» Task: Every line of the material below needs to be written out exactly, please.

» Working data:
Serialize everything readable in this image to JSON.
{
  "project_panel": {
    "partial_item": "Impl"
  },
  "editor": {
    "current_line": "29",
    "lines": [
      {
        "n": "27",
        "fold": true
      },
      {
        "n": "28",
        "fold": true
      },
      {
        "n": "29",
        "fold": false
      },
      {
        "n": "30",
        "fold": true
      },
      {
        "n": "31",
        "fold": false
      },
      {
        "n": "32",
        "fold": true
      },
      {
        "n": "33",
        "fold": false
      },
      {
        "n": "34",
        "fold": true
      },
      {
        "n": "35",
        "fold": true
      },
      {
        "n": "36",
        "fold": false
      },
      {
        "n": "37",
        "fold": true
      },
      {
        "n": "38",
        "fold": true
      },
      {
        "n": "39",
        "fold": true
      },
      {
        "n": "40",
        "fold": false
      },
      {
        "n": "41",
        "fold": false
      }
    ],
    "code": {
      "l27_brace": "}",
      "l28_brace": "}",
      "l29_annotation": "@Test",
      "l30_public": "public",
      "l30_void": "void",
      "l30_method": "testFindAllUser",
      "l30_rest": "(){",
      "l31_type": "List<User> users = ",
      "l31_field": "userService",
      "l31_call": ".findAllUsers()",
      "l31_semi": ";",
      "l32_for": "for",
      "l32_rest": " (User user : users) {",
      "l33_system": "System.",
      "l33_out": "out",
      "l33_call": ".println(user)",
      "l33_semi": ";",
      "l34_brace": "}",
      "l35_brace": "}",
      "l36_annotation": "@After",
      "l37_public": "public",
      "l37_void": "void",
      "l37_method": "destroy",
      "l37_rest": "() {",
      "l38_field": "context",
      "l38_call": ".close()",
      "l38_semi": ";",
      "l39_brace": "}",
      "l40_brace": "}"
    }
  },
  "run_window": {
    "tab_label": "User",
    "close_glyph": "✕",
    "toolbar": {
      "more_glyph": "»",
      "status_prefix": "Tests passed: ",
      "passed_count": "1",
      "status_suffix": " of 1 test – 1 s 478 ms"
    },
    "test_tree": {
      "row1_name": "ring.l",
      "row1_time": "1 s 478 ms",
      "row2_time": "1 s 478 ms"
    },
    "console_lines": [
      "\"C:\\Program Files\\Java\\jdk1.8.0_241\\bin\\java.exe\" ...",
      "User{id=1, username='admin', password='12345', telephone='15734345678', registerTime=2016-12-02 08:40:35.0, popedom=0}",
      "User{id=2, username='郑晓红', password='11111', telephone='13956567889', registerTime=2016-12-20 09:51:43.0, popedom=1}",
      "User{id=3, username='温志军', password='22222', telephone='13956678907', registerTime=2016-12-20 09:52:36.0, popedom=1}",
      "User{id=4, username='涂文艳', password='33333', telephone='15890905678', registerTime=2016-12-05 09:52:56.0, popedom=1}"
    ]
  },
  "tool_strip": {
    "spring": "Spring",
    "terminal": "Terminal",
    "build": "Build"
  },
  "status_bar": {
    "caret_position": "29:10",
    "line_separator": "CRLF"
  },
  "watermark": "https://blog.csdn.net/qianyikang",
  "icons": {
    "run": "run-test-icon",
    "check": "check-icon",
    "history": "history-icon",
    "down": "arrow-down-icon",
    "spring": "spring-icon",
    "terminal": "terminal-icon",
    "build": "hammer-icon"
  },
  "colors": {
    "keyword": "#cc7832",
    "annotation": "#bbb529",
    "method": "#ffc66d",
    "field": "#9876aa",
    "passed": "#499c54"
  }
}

» Worked solution:
Serialize everything readable in this image to JSON.
{
  "project_panel": {
    "partial_item": "Impl"
  },
  "editor": {
    "current_line": "29",
    "lines": [
      {
        "n": "27",
        "fold": true
      },
      {
        "n": "28",
        "fold": true
      },
      {
        "n": "29",
        "fold": false
      },
      {
        "n": "30",
        "fold": true
      },
      {
        "n": "31",
        "fold": false
      },
      {
        "n": "32",
        "fold": true
      },
      {
        "n": "33",
        "fold": false
      },
      {
        "n": "34",
        "fold": true
      },
      {
        "n": "35",
        "fold": true
      },
      {
        "n": "36",
        "fold": false
      },
      {
        "n": "37",
        "fold": true
      },
      {
        "n": "38",
        "fold": true
      },
      {
        "n": "39",
        "fold": true
      },
      {
        "n": "40",
        "fold": false
      },
      {
        "n": "41",
        "fold": false
      }
    ],
    "code": {
      "l27_brace": "}",
      "l28_brace": "}",
      "l29_annotation": "@Test",
      "l30_public": "public",
      "l30_void": "void",
      "l30_method": "testFindAllUser",
      "l30_rest": "(){",
      "l31_type": "List<User> users = ",
      "l31_field": "userService",
      "l31_call": ".findAllUsers()",
      "l31_semi": ";",
      "l32_for": "for",
      "l32_rest": " (User user : users) {",
      "l33_system": "System.",
      "l33_out": "out",
      "l33_call": ".println(user)",
      "l33_semi": ";",
      "l34_brace": "}",
      "l35_brace": "}",
      "l36_annotation": "@After",
      "l37_public": "public",
      "l37_void": "void",
      "l37_method": "destroy",
      "l37_rest": "() {",
      "l38_field": "context",
      "l38_call": ".close()",
      "l38_semi": ";",
      "l39_brace": "}",
      "l40_brace": "}"
    }
  },
  "run_window": {
    "tab_label": "User",
    "close_glyph": "✕",
    "toolbar": {
      "more_glyph": "»",
      "status_prefix": "Tests passed: ",
      "passed_count": "1",
      "status_suffix": " of 1 test – 1 s 478 ms"
    },
    "test_tree": {
      "row1_name": "ring.l",
      "row1_time": "1 s 478 ms",
      "row2_time": "1 s 478 ms"
    },
    "console_lines": [
      "\"C:\\Program Files\\Java\\jdk1.8.0_241\\bin\\java.exe\" ...",
      "User{id=1, username='admin', password='12345', telephone='15734345678', registerTime=2016-12-02 08:40:35.0, popedom=0}",
      "User{id=2, username='郑晓红', password='11111', telephone='13956567889', registerTime=2016-12-20 09:51:43.0, popedom=1}",
      "User{id=3, username='温志军', password='22222', telephone='13956678907', registerTime=2016-12-20 09:52:36.0, popedom=1}",
      "User{id=4, username='涂文艳', password='33333', telephone='15890905678', registerTime=2016-12-05 09:52:56.0, popedom=1}"
    ]
  },
  "tool_strip": {
    "spring": "Spring",
    "terminal": "Terminal",
    "build": "Build"
  },
  "status_bar": {
    "caret_position": "29:10",
    "line_separator": "CRLF"
  },
  "watermark": "https://blog.csdn.net/qianyikang",
  "icons": {
    "run": "run-test-icon",
    "check": "check-icon",
    "history": "history-icon",
    "down": "arrow-down-icon",
    "spring": "spring-icon",
    "terminal": "terminal-icon",
    "build": "hammer-icon"
  },
  "colors": {
    "keyword": "#cc7832",
    "annotation": "#bbb529",
    "method": "#ffc66d",
    "field": "#9876aa",
    "passed": "#499c54"
  }
}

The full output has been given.